REQUIRED ACTION: In the copy, leave out the pictures and repeat all records exactly.

--- INFORMATION GIVEN Enclosed Below ---

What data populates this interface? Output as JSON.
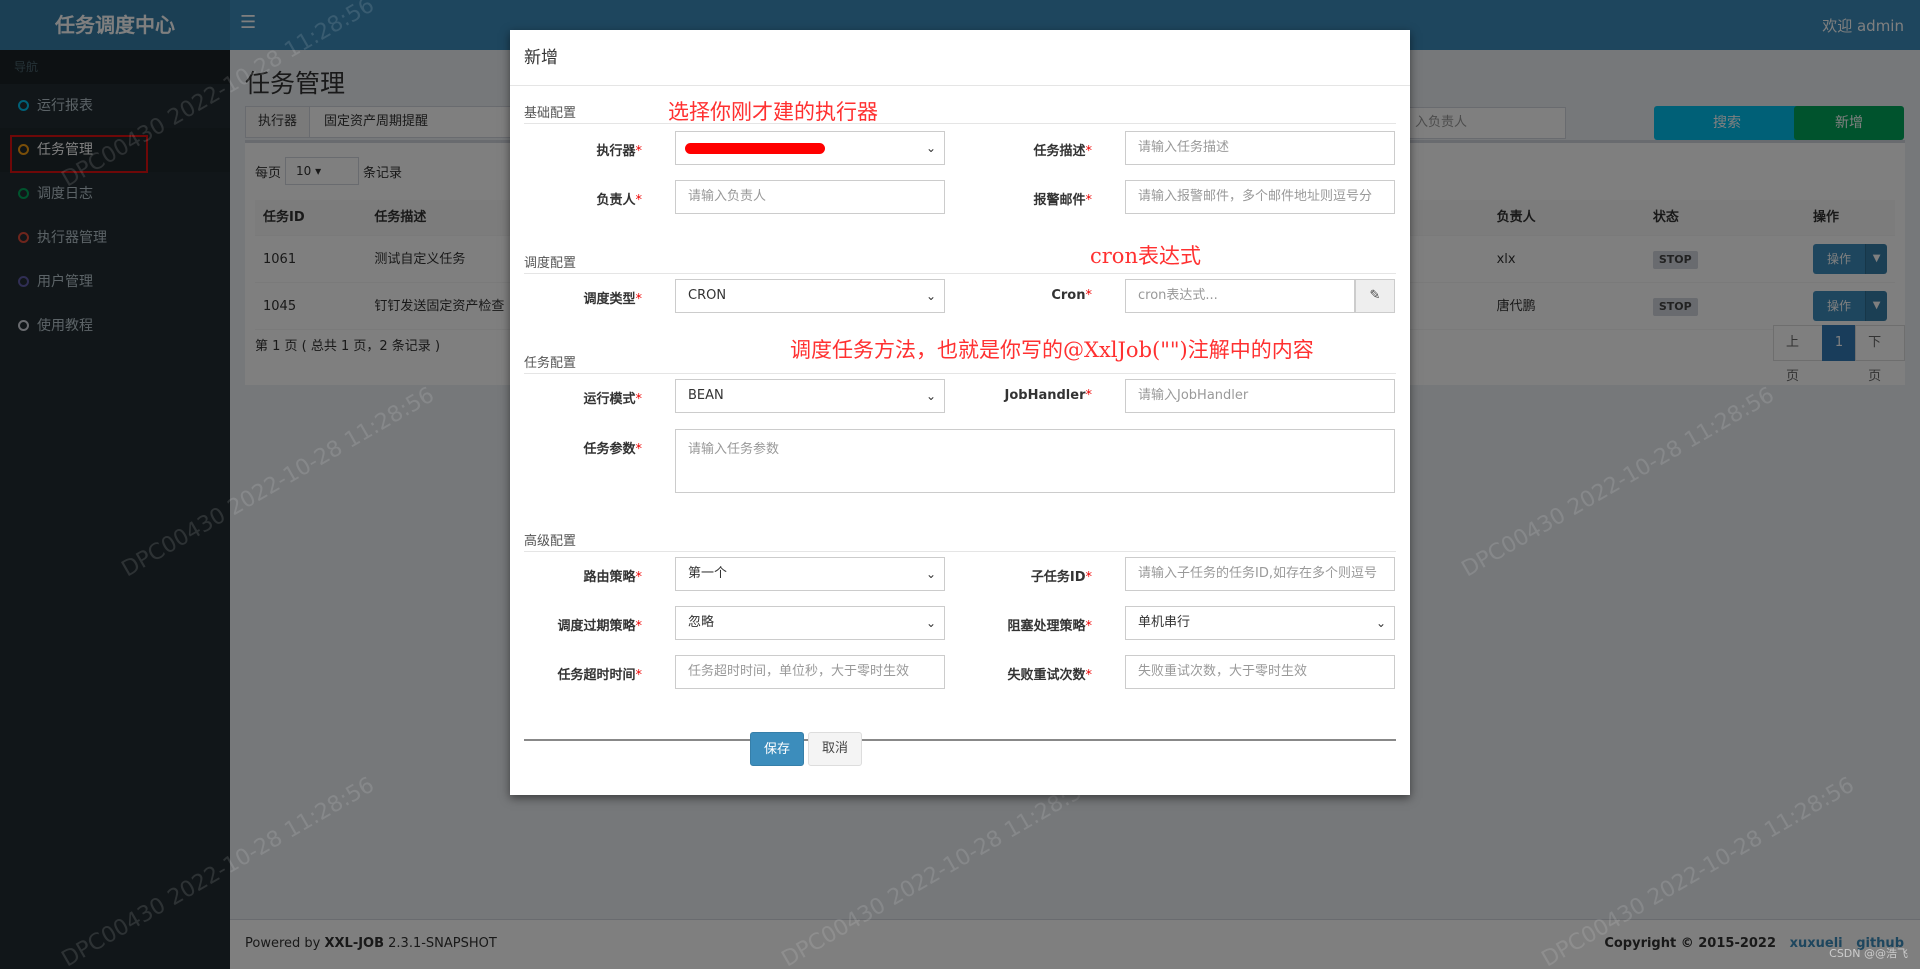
{
  "header": {
    "logo": "任务调度中心",
    "menu_icon": "hamburger-icon",
    "welcome": "欢迎 admin"
  },
  "sidebar": {
    "header": "导航",
    "items": [
      {
        "label": "运行报表",
        "color": "#00c0ef"
      },
      {
        "label": "任务管理",
        "color": "#f39c12"
      },
      {
        "label": "调度日志",
        "color": "#00a65a"
      },
      {
        "label": "执行器管理",
        "color": "#dd4b39"
      },
      {
        "label": "用户管理",
        "color": "#605ca8"
      },
      {
        "label": "使用教程",
        "color": "#d2d6de"
      }
    ]
  },
  "page": {
    "title": "任务管理",
    "filter_label": "执行器",
    "filter_value": "固定资产周期提醒",
    "author_placeholder": "入负责人",
    "search_label": "搜索",
    "add_label": "新增"
  },
  "table": {
    "per_page_label": "每页",
    "per_page_value": "10",
    "records_label": "条记录",
    "headers": [
      "任务ID",
      "任务描述",
      "负责人",
      "状态",
      "操作"
    ],
    "rows": [
      {
        "id": "1061",
        "desc": "测试自定义任务",
        "author": "xlx",
        "status": "STOP",
        "op": "操作"
      },
      {
        "id": "1045",
        "desc": "钉钉发送固定资产检查",
        "author": "唐代鹏",
        "status": "STOP",
        "op": "操作"
      }
    ],
    "summary": "第 1 页 ( 总共 1 页，2 条记录 )",
    "pager": {
      "prev": "上页",
      "current": "1",
      "next": "下页"
    }
  },
  "footer": {
    "powered_prefix": "Powered by ",
    "product": "XXL-JOB",
    "version": " 2.3.1-SNAPSHOT",
    "copyright": "Copyright © 2015-2022",
    "link1": "xuxueli",
    "link2": "github"
  },
  "watermark": "DPC00430  2022-10-28 11:28:56",
  "csdn": "CSDN @@浩飞",
  "modal": {
    "title": "新增",
    "sections": {
      "basic": "基础配置",
      "schedule": "调度配置",
      "task": "任务配置",
      "advanced": "高级配置"
    },
    "fields": {
      "executor": {
        "label": "执行器",
        "value": ""
      },
      "job_desc": {
        "label": "任务描述",
        "placeholder": "请输入任务描述"
      },
      "author": {
        "label": "负责人",
        "placeholder": "请输入负责人"
      },
      "alarm_email": {
        "label": "报警邮件",
        "placeholder": "请输入报警邮件，多个邮件地址则逗号分"
      },
      "schedule_type": {
        "label": "调度类型",
        "value": "CRON"
      },
      "cron": {
        "label": "Cron",
        "placeholder": "cron表达式..."
      },
      "run_mode": {
        "label": "运行模式",
        "value": "BEAN"
      },
      "job_handler": {
        "label": "JobHandler",
        "placeholder": "请输入JobHandler"
      },
      "job_param": {
        "label": "任务参数",
        "placeholder": "请输入任务参数"
      },
      "route": {
        "label": "路由策略",
        "value": "第一个"
      },
      "child_job": {
        "label": "子任务ID",
        "placeholder": "请输入子任务的任务ID,如存在多个则逗号"
      },
      "misfire": {
        "label": "调度过期策略",
        "value": "忽略"
      },
      "block": {
        "label": "阻塞处理策略",
        "value": "单机串行"
      },
      "timeout": {
        "label": "任务超时时间",
        "placeholder": "任务超时时间，单位秒，大于零时生效"
      },
      "retry": {
        "label": "失败重试次数",
        "placeholder": "失败重试次数，大于零时生效"
      }
    },
    "save_label": "保存",
    "cancel_label": "取消",
    "annotations": {
      "executor": "选择你刚才建的执行器",
      "cron": "cron表达式",
      "handler": "调度任务方法，也就是你写的@XxlJob(\"\")注解中的内容"
    }
  }
}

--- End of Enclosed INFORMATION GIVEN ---

YOUR RESPONSE:
What data populates this interface? Output as JSON.
{
  "header": {
    "logo": "任务调度中心",
    "menu_icon": "hamburger-icon",
    "welcome": "欢迎 admin"
  },
  "sidebar": {
    "header": "导航",
    "items": [
      {
        "label": "运行报表",
        "color": "#00c0ef"
      },
      {
        "label": "任务管理",
        "color": "#f39c12"
      },
      {
        "label": "调度日志",
        "color": "#00a65a"
      },
      {
        "label": "执行器管理",
        "color": "#dd4b39"
      },
      {
        "label": "用户管理",
        "color": "#605ca8"
      },
      {
        "label": "使用教程",
        "color": "#d2d6de"
      }
    ]
  },
  "page": {
    "title": "任务管理",
    "filter_label": "执行器",
    "filter_value": "固定资产周期提醒",
    "author_placeholder": "入负责人",
    "search_label": "搜索",
    "add_label": "新增"
  },
  "table": {
    "per_page_label": "每页",
    "per_page_value": "10",
    "records_label": "条记录",
    "headers": [
      "任务ID",
      "任务描述",
      "负责人",
      "状态",
      "操作"
    ],
    "rows": [
      {
        "id": "1061",
        "desc": "测试自定义任务",
        "author": "xlx",
        "status": "STOP",
        "op": "操作"
      },
      {
        "id": "1045",
        "desc": "钉钉发送固定资产检查",
        "author": "唐代鹏",
        "status": "STOP",
        "op": "操作"
      }
    ],
    "summary": "第 1 页 ( 总共 1 页，2 条记录 )",
    "pager": {
      "prev": "上页",
      "current": "1",
      "next": "下页"
    }
  },
  "footer": {
    "powered_prefix": "Powered by ",
    "product": "XXL-JOB",
    "version": " 2.3.1-SNAPSHOT",
    "copyright": "Copyright © 2015-2022",
    "link1": "xuxueli",
    "link2": "github"
  },
  "watermark": "DPC00430  2022-10-28 11:28:56",
  "csdn": "CSDN @@浩飞",
  "modal": {
    "title": "新增",
    "sections": {
      "basic": "基础配置",
      "schedule": "调度配置",
      "task": "任务配置",
      "advanced": "高级配置"
    },
    "fields": {
      "executor": {
        "label": "执行器",
        "value": ""
      },
      "job_desc": {
        "label": "任务描述",
        "placeholder": "请输入任务描述"
      },
      "author": {
        "label": "负责人",
        "placeholder": "请输入负责人"
      },
      "alarm_email": {
        "label": "报警邮件",
        "placeholder": "请输入报警邮件，多个邮件地址则逗号分"
      },
      "schedule_type": {
        "label": "调度类型",
        "value": "CRON"
      },
      "cron": {
        "label": "Cron",
        "placeholder": "cron表达式..."
      },
      "run_mode": {
        "label": "运行模式",
        "value": "BEAN"
      },
      "job_handler": {
        "label": "JobHandler",
        "placeholder": "请输入JobHandler"
      },
      "job_param": {
        "label": "任务参数",
        "placeholder": "请输入任务参数"
      },
      "route": {
        "label": "路由策略",
        "value": "第一个"
      },
      "child_job": {
        "label": "子任务ID",
        "placeholder": "请输入子任务的任务ID,如存在多个则逗号"
      },
      "misfire": {
        "label": "调度过期策略",
        "value": "忽略"
      },
      "block": {
        "label": "阻塞处理策略",
        "value": "单机串行"
      },
      "timeout": {
        "label": "任务超时时间",
        "placeholder": "任务超时时间，单位秒，大于零时生效"
      },
      "retry": {
        "label": "失败重试次数",
        "placeholder": "失败重试次数，大于零时生效"
      }
    },
    "save_label": "保存",
    "cancel_label": "取消",
    "annotations": {
      "executor": "选择你刚才建的执行器",
      "cron": "cron表达式",
      "handler": "调度任务方法，也就是你写的@XxlJob(\"\")注解中的内容"
    }
  }
}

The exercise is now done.